(EXERCISE PROMPT) The response should be a precise copy of every entry.

[INFORMATION GIVEN — start]

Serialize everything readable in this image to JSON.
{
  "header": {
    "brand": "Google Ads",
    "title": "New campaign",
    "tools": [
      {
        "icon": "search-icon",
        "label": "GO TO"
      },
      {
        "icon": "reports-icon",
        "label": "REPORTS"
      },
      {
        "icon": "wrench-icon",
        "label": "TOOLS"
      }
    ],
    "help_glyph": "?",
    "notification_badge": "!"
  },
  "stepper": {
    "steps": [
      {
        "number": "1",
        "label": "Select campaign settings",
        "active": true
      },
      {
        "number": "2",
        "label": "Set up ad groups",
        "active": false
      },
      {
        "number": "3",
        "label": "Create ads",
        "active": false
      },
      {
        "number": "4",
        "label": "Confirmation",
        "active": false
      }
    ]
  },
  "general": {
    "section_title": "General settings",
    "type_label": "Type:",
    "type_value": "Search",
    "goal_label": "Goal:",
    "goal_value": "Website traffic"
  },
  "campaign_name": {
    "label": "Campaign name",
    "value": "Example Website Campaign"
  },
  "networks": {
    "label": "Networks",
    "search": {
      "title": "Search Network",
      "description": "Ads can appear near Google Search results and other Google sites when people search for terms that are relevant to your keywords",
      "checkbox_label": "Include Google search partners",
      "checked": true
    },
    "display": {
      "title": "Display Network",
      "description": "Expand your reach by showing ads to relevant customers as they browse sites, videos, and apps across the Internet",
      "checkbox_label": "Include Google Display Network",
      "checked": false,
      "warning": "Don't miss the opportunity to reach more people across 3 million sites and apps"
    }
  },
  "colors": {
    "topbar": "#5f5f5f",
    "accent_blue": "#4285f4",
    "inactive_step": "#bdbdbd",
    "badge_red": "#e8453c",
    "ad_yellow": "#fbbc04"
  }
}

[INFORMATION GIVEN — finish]

(EXERCISE ANSWER)
Serialize everything readable in this image to JSON.
{
  "header": {
    "brand": "Google Ads",
    "title": "New campaign",
    "tools": [
      {
        "icon": "search-icon",
        "label": "GO TO"
      },
      {
        "icon": "reports-icon",
        "label": "REPORTS"
      },
      {
        "icon": "wrench-icon",
        "label": "TOOLS"
      }
    ],
    "help_glyph": "?",
    "notification_badge": "!"
  },
  "stepper": {
    "steps": [
      {
        "number": "1",
        "label": "Select campaign settings",
        "active": true
      },
      {
        "number": "2",
        "label": "Set up ad groups",
        "active": false
      },
      {
        "number": "3",
        "label": "Create ads",
        "active": false
      },
      {
        "number": "4",
        "label": "Confirmation",
        "active": false
      }
    ]
  },
  "general": {
    "section_title": "General settings",
    "type_label": "Type:",
    "type_value": "Search",
    "goal_label": "Goal:",
    "goal_value": "Website traffic"
  },
  "campaign_name": {
    "label": "Campaign name",
    "value": "Example Website Campaign"
  },
  "networks": {
    "label": "Networks",
    "search": {
      "title": "Search Network",
      "description": "Ads can appear near Google Search results and other Google sites when people search for terms that are relevant to your keywords",
      "checkbox_label": "Include Google search partners",
      "checked": true
    },
    "display": {
      "title": "Display Network",
      "description": "Expand your reach by showing ads to relevant customers as they browse sites, videos, and apps across the Internet",
      "checkbox_label": "Include Google Display Network",
      "checked": false,
      "warning": "Don't miss the opportunity to reach more people across 3 million sites and apps"
    }
  },
  "colors": {
    "topbar": "#5f5f5f",
    "accent_blue": "#4285f4",
    "inactive_step": "#bdbdbd",
    "badge_red": "#e8453c",
    "ad_yellow": "#fbbc04"
  }
}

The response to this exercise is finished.